[Saved data entries]
──────
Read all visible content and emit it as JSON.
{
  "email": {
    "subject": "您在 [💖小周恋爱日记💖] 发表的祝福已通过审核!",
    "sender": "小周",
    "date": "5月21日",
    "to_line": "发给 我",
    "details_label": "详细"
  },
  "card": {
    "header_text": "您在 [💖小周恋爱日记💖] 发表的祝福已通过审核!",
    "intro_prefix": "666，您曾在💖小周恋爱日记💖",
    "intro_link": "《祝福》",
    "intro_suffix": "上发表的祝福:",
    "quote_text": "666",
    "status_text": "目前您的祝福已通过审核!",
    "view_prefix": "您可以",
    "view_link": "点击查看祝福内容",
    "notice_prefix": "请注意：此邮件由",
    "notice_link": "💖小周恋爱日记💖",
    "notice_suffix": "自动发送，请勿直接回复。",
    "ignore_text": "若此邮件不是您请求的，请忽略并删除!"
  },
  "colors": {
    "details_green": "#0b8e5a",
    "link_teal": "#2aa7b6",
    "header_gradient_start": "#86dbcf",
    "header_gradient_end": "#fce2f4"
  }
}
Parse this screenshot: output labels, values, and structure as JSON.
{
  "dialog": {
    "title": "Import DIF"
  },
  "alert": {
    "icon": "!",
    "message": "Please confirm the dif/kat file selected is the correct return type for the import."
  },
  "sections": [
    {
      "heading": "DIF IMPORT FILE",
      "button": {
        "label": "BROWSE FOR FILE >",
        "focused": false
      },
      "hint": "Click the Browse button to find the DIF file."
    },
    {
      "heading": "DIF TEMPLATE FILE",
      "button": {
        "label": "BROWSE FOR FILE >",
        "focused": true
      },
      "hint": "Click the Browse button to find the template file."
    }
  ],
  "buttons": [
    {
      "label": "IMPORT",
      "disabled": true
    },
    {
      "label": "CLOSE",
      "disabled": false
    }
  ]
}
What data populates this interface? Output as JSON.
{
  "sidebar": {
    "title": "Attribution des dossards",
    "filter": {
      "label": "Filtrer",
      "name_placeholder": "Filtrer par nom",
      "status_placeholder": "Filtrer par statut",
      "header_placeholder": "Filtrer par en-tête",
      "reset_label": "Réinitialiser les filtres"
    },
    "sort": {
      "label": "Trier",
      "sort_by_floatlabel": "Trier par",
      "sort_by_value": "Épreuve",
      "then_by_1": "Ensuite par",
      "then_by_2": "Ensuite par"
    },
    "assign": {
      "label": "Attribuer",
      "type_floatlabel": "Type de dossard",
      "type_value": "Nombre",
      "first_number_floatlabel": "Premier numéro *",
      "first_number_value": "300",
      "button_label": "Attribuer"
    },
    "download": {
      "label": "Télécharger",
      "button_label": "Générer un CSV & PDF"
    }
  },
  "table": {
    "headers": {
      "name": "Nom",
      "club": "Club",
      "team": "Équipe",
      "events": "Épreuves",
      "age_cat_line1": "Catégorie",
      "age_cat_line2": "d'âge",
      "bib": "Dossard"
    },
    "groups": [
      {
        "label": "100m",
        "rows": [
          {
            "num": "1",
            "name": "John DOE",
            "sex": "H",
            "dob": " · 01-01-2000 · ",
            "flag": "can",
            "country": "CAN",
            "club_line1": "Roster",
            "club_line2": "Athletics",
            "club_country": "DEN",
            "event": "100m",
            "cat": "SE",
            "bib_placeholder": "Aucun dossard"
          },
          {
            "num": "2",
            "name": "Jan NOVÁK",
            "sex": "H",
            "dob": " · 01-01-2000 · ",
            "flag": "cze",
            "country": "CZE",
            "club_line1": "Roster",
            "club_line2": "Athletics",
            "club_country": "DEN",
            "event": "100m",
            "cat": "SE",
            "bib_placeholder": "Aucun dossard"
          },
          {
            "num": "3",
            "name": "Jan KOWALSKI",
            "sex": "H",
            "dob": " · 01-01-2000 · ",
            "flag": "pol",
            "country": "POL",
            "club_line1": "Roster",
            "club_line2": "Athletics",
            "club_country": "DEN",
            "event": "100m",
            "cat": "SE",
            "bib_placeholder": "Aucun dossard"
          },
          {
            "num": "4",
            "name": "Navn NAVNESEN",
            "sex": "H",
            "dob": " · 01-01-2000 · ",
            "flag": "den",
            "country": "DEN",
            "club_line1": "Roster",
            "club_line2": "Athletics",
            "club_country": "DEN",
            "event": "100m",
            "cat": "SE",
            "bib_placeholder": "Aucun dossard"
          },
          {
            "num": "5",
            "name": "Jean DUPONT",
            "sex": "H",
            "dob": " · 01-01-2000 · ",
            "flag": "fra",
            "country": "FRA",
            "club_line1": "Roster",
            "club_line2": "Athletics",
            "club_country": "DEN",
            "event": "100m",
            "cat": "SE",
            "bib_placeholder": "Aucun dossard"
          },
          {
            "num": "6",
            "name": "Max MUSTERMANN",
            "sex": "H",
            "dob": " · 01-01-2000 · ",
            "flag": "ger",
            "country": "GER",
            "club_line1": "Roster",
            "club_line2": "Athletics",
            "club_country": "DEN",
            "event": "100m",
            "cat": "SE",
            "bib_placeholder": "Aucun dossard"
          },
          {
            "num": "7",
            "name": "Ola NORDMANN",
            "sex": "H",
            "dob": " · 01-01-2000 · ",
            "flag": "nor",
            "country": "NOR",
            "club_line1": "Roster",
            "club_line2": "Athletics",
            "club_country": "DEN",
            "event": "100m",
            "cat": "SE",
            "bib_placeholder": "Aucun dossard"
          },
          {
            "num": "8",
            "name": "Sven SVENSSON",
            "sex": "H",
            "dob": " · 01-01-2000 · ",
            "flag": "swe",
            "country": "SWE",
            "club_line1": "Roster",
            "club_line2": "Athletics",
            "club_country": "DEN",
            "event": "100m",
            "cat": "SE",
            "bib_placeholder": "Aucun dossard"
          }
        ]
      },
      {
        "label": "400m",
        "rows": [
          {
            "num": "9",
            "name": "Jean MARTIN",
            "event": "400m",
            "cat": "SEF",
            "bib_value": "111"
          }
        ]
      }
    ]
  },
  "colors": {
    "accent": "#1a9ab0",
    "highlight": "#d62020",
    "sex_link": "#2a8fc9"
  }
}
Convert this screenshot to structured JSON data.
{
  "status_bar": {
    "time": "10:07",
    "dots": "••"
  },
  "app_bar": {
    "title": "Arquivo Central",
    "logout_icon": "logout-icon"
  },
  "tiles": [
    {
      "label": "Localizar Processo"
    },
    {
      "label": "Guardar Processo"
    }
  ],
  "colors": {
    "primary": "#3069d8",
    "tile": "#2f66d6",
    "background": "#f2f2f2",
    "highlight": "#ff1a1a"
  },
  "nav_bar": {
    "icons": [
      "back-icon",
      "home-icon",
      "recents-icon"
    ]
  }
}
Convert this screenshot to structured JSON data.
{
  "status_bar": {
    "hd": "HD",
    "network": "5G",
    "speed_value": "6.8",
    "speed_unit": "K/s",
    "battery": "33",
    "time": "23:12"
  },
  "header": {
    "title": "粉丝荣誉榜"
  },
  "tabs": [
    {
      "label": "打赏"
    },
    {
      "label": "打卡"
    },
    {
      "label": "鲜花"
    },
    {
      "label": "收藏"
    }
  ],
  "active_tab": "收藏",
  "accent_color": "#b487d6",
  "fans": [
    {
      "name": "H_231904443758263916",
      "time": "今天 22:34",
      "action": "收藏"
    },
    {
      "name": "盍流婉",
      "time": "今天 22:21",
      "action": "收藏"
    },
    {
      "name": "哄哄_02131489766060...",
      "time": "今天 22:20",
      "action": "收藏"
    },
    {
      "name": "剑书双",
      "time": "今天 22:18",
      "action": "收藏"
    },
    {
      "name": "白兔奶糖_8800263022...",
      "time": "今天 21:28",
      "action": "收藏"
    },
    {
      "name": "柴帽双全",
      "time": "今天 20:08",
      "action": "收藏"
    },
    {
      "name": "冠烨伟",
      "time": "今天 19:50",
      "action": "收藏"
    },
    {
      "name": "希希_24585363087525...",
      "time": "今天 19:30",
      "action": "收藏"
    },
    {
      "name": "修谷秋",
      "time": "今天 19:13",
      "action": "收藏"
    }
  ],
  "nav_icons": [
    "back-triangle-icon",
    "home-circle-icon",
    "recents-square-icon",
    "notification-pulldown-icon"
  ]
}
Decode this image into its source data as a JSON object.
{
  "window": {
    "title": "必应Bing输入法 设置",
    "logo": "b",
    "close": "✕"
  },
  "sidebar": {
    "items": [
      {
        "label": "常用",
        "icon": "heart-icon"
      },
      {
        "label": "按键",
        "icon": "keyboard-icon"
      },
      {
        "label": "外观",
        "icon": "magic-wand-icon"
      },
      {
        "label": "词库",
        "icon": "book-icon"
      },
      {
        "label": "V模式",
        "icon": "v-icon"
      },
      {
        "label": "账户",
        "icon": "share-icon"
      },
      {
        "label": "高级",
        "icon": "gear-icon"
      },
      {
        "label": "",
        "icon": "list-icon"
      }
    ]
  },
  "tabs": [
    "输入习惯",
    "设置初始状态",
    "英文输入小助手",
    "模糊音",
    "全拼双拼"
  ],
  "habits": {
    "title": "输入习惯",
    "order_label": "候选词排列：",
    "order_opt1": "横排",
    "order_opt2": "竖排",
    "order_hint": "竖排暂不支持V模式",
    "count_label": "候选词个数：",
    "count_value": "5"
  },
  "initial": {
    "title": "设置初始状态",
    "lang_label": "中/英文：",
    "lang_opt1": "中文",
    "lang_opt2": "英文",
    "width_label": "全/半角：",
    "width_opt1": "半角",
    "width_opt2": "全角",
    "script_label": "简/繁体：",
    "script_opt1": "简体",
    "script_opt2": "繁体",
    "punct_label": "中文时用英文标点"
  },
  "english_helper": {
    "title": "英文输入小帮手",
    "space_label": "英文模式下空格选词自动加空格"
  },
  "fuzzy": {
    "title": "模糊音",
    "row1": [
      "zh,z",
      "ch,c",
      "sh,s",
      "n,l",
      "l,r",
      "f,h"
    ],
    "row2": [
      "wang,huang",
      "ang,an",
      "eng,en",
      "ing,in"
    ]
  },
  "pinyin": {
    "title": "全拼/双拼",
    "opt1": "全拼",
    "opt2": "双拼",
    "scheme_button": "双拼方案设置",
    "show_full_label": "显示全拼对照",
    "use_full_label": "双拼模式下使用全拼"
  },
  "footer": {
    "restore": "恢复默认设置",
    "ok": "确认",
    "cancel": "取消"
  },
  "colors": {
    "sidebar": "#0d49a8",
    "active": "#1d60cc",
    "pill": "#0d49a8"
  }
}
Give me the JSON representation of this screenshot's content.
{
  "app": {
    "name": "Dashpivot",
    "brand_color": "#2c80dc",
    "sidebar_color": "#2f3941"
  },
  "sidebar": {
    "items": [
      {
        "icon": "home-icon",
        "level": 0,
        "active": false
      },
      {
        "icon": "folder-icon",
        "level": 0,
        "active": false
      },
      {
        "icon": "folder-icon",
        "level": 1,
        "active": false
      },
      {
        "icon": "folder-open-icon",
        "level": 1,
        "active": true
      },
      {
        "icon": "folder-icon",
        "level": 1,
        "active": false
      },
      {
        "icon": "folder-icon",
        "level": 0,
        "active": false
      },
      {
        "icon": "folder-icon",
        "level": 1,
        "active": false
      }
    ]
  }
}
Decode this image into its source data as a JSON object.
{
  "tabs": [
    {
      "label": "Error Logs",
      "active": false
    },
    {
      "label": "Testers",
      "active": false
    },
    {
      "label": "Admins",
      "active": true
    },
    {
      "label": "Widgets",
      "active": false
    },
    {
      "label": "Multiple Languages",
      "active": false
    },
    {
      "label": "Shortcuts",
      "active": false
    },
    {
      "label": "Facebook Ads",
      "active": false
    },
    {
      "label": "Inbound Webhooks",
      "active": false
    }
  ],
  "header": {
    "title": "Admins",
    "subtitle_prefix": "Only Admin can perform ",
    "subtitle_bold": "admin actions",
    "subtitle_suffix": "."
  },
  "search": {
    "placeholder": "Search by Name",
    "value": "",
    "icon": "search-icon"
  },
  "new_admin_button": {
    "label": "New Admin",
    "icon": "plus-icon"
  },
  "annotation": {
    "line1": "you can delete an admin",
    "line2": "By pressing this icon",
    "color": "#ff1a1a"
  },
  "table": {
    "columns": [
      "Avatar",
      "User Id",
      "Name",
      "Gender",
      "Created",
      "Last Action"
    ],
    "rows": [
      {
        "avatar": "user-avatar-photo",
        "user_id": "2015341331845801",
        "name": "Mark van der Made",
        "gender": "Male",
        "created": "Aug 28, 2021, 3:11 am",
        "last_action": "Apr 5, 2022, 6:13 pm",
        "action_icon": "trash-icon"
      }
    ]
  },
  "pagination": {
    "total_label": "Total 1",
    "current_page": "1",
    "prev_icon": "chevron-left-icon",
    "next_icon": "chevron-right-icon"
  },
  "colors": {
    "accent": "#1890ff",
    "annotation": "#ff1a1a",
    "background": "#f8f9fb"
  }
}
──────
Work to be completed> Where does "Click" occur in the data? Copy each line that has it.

Exercise output>
      "hint": "Click the Browse button to find the DIF file."
      "hint": "Click the Browse button to find the template file."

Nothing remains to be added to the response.